The duchess’s woodland setting will use wild planting and natural materials.Read the full story ›
Her Majesty toured the show for 45 minutes.Read the full story ›
Established in 1913, the flower show has become one of the world’s biggest showcases for horticultural excellence.Read the full story ›
Gardens at this year’s show include displays highlighting a range of environmental issues.Read the full story ›
The Queen will be joined by the Duke of Edinburgh and other members of the royal family to glimpse this year's show in west London.Read the full story ›
A red carpet made up of hundreds of thousands of handmade poppies has paid tribute to the armed forces at the RHS Chelsea Flower Show.Read the full story ›
The Queen will be one of the first people to visit the Chelsea Flower Show today, as the finest horticulturalists from all over the world exhibit their immaculately designed gardens.
Home-grown talent will vie with designers from as far afield as Australia and Dubai to win the coveted title of best show garden at the world-renowned exhibition.
And for the first time in its century-long history, an amateur will compete with professionals for the award.
Organisers of this year's Chelsea Flower Show are hoping this year's theme will come up roses with contestants, who are being asked to cast their eye over history for inspiration.
The Chelsea Flower Show will mark the centenary of the First World War by asking entrants to arrange flowers around the theme of old and new conflicts.
Designers have drawn on family experiences of war from the Somme to Afghanistan to create displays for this week's show at the Royal Hospital Chelsea.
No Man's Land: ABF The Soldiers' Charity Garden to mark the centenary of the First World War represents a landscape marked by the fighting in northern France, including trenches, a mine crater pond and the yew trees found in war cemeteries.
Broadcaster Alan Titchmarsh has admitted he was "hurt" by the BBC's decision to sideline him in this year's Chelsea Flower Show programming - saying he was made "an offer I had to refuse", he told the Radio Times.
Titchmarsh, 65, who has been replaced by Monty Don admitted:
"Yes, I suppose I was hurt, because I know people enjoy you doing it as much as I loved doing it.
"But they probably felt it was time for a change and may well be right. Was I dumped for Monty Don? You might say that. I couldn't possibly comment. I don't feel dumped."
It was announced last year that Titchmarsh was leaving the show, with the BBC saying in a statement: "The way the Chelsea coverage will be presented across the BBC has changed for 2014, and Alan decided to step away from next year's show."
Titchmarsh told Radio Times: "I'm not bitter. I was disappointed but I'm not a grudge-bearer. You have to move on."
This year, Titchmarsh has created a Royal Horticultural Society (RHS) garden for Chelsea and the BBC has booked him for an interview to talk about his creation for the Britain In Bloom scheme.

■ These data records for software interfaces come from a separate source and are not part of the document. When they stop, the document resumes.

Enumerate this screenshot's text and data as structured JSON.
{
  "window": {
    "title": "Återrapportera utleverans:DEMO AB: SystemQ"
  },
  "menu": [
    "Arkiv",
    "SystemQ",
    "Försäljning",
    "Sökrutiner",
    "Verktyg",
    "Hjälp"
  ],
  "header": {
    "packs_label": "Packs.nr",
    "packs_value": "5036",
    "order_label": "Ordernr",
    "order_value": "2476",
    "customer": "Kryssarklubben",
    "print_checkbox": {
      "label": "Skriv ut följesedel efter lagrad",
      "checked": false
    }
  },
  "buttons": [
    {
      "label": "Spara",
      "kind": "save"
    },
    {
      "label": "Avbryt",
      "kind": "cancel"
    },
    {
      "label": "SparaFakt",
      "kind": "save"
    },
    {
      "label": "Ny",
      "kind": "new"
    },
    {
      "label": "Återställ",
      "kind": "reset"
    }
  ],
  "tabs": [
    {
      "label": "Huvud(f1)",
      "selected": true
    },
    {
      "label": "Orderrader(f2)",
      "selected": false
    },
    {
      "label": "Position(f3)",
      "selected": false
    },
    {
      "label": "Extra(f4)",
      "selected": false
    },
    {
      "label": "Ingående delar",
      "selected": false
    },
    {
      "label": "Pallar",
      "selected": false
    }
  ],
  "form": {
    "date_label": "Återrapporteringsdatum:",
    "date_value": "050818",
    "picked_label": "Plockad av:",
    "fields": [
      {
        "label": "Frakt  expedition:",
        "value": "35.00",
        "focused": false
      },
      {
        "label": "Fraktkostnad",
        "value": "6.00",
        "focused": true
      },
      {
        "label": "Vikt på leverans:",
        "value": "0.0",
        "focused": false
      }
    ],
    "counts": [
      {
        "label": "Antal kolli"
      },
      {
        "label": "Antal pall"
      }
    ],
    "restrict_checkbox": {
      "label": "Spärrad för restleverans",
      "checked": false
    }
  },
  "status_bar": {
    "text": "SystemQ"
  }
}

After almost 30 years, top gardener and TV presenter has said that the Chelsea Flower Show "doesn't get more demanding," after marking 50 years in horticulture.
Titchmarsh will this year be designing a feature garden at the world famous flower show for the Royal Horticultural Society (RHS) Britain in Bloom scheme, which is also celebrating its half century.
"I've got a great team. When you build a garden at Chelsea you're working with the big boys, it doesn't get more demanding, more testing than this. I want to give it the best shot," he said.
The garden follows a journey in horticulture from his birthplace in Yorkshire to the coast of the Isle of Wight where he has a home and garden.